Friday, November 3, 2017
Dusable (Hyatt Regency Chicago)

*Names in bold indicate Presenter

Peter Z. Schochet, Mathematica Policy Research

The literature on design-based methods has focused on RCTs with a single treatment and a single control group (Imbens and Rubin, 2015; Schochet, 2015, 2016). This theory, however, has not been formally extended to designs with multiple research groups. This is an important gap in the literature because multi-armed RCTs can simultaneously examine the effects of multiple interventions in a single study, thereby increasing the amount that researchers and policymakers can learn from impact studies. In social policy research, these designs are particularly relevant for interventions that are relatively easy to implement—for example, an education RCT testing several texting initiatives to improve student engagement and achievement. Relatedly, multi-armed designs are useful for rapid-cycle or opportunistic experiments aimed at continuous program improvement, for example, using behavioral-based interventions and encouragement designs.

This presentation will discuss results from a paper that addresses several key topics for estimating average treatment effects (ATEs) for multi-armed designs using design-based methods. In particular, the presentation will focus on the key question: How do design-based ATE estimators for the two-group design need to be modified for the multi-armed design when comparing pairs of research groups to each other?

As formalized in the paper, key components of the design-based theory for the two-group design apply also to the multi-armed context. However, two simple modifications are required:

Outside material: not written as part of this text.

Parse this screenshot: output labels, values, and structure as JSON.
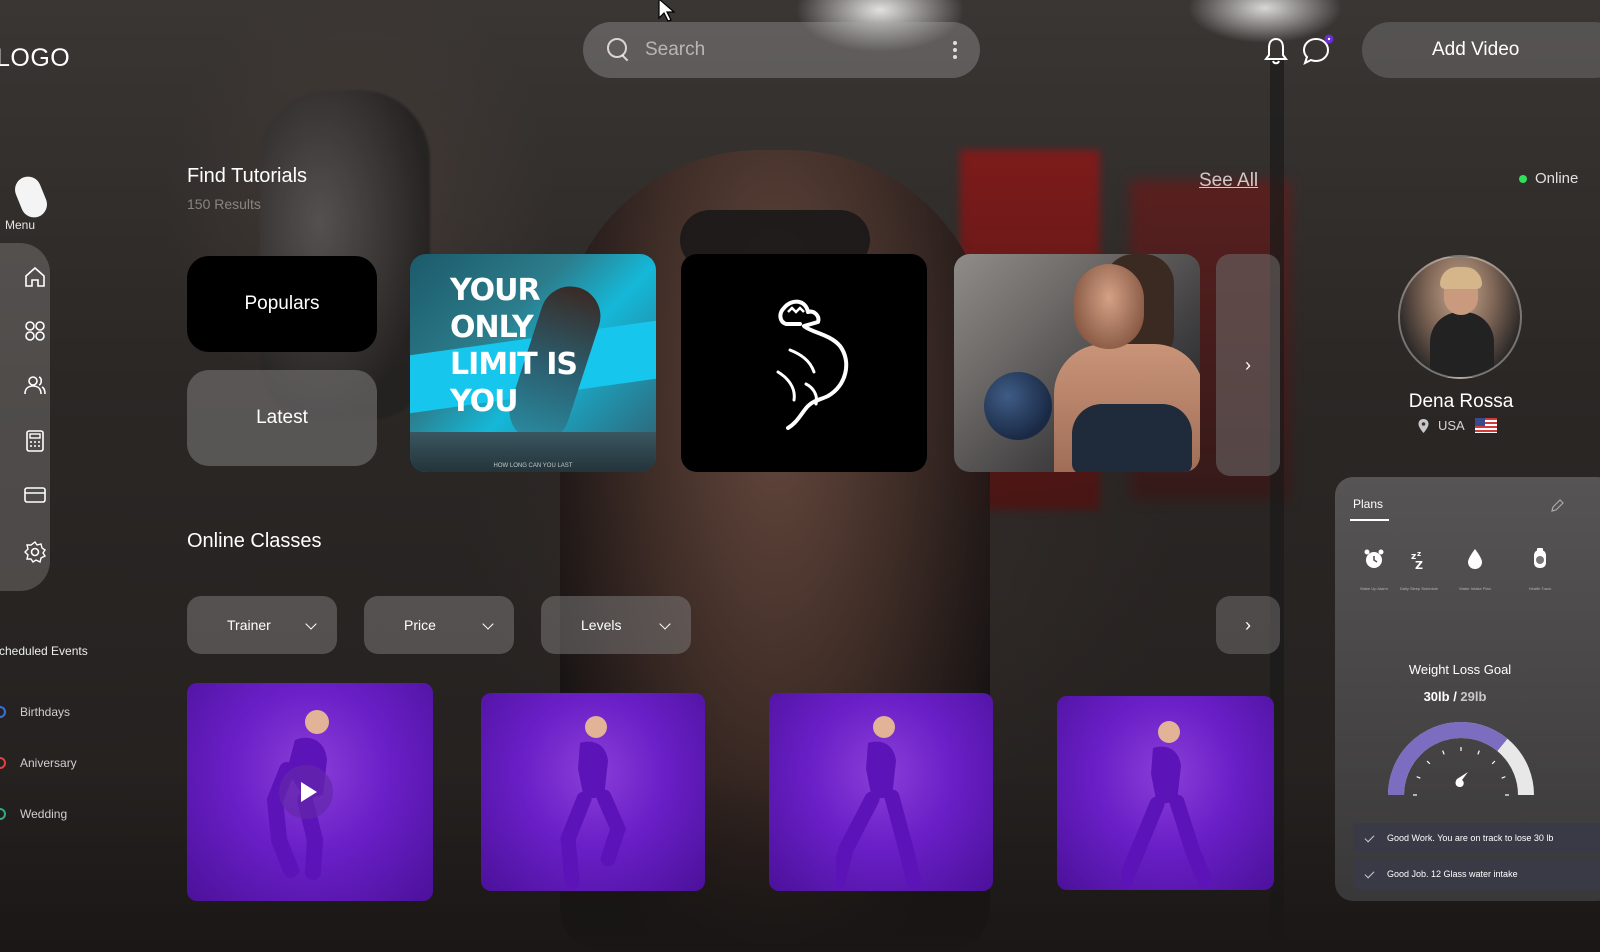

  1. Under the finite-population (FP) model where impact finings are to be generlatized to the study sample only, ATE estimators for each pairwise contrast pertain to the entire randomized sample, not just to the two groups being compared. Thus, variance estimators for the FP model for the two-group design need to be adjusted slightly to reflect the broader inference population.
  2. For similar reasons, for blocked FP designs, weights for aggregating the block-specific impact estimates need to be modified to reflect the size of the full randomized sample in each block.

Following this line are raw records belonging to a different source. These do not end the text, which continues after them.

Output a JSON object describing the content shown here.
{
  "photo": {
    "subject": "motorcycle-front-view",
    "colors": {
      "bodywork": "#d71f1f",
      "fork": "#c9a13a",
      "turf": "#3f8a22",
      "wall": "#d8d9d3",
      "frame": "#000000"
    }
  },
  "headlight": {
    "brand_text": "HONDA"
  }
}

The presentation will also briefly address several other topics related to multi-armed trials:

  • What multiple comparison adjustments should be used when conducting hypothesis tests across pairwise contrasts to identify the most effective interventions? The presentation will provide a brief summary of adjustment methods that align with the non-parametric underpinnings of the design-based approach with some simulation evidence.

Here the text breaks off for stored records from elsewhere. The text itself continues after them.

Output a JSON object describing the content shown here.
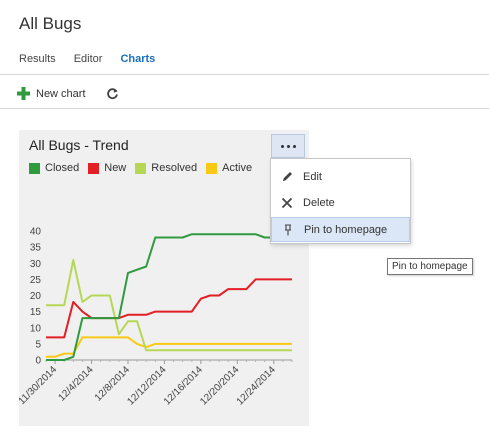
{
  "page": {
    "title": "All Bugs"
  },
  "tabs": [
    {
      "label": "Results"
    },
    {
      "label": "Editor"
    },
    {
      "label": "Charts",
      "active": true
    }
  ],
  "toolbar": {
    "new_chart_label": "New chart",
    "refresh_icon": "refresh-icon",
    "add_icon": "plus-icon"
  },
  "chart_tile": {
    "title": "All Bugs - Trend",
    "menu": {
      "items": [
        {
          "label": "Edit",
          "icon": "pencil-icon"
        },
        {
          "label": "Delete",
          "icon": "close-icon"
        },
        {
          "label": "Pin to homepage",
          "icon": "pin-icon"
        }
      ]
    },
    "tooltip": "Pin to homepage"
  },
  "chart_data": {
    "type": "line",
    "title": "All Bugs - Trend",
    "xlabel": "",
    "ylabel": "",
    "ylim": [
      0,
      40
    ],
    "yticks": [
      0,
      5,
      10,
      15,
      20,
      25,
      30,
      35,
      40
    ],
    "xtick_labels": [
      "11/30/2014",
      "12/4/2014",
      "12/8/2014",
      "12/12/2014",
      "12/16/2014",
      "12/20/2014",
      "12/24/2014"
    ],
    "x": [
      "11/29/2014",
      "11/30/2014",
      "12/1/2014",
      "12/2/2014",
      "12/3/2014",
      "12/4/2014",
      "12/5/2014",
      "12/6/2014",
      "12/7/2014",
      "12/8/2014",
      "12/9/2014",
      "12/10/2014",
      "12/11/2014",
      "12/12/2014",
      "12/13/2014",
      "12/14/2014",
      "12/15/2014",
      "12/16/2014",
      "12/17/2014",
      "12/18/2014",
      "12/19/2014",
      "12/20/2014",
      "12/21/2014",
      "12/22/2014",
      "12/23/2014",
      "12/24/2014",
      "12/25/2014",
      "12/26/2014"
    ],
    "legend_position": "top-left",
    "grid": false,
    "series": [
      {
        "name": "Closed",
        "color": "#2f9a3e",
        "values": [
          0,
          0,
          0,
          1,
          13,
          13,
          13,
          13,
          13,
          27,
          28,
          29,
          38,
          38,
          38,
          38,
          39,
          39,
          39,
          39,
          39,
          39,
          39,
          39,
          38,
          38,
          38,
          38
        ]
      },
      {
        "name": "New",
        "color": "#e31e25",
        "values": [
          7,
          7,
          7,
          18,
          15,
          13,
          13,
          13,
          13,
          14,
          14,
          14,
          15,
          15,
          15,
          15,
          15,
          19,
          20,
          20,
          22,
          22,
          22,
          25,
          25,
          25,
          25,
          25
        ]
      },
      {
        "name": "Resolved",
        "color": "#b6d756",
        "values": [
          17,
          17,
          17,
          31,
          18,
          20,
          20,
          20,
          8,
          12,
          12,
          3,
          3,
          3,
          3,
          3,
          3,
          3,
          3,
          3,
          3,
          3,
          3,
          3,
          3,
          3,
          3,
          3
        ]
      },
      {
        "name": "Active",
        "color": "#f9c913",
        "values": [
          1,
          1,
          2,
          2,
          7,
          7,
          7,
          7,
          7,
          7,
          5,
          4,
          5,
          5,
          5,
          5,
          5,
          5,
          5,
          5,
          5,
          5,
          5,
          5,
          5,
          5,
          5,
          5
        ]
      }
    ]
  }
}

  • What assumptions are required to identify and estimate the complier average causal effect (CACE) parameter for multi-armed RCTs? The presentation will briefly show using an instrumental variable (IV) framework, that identification becomes much more complex in the multi-armed context, and may not be possible in some cases.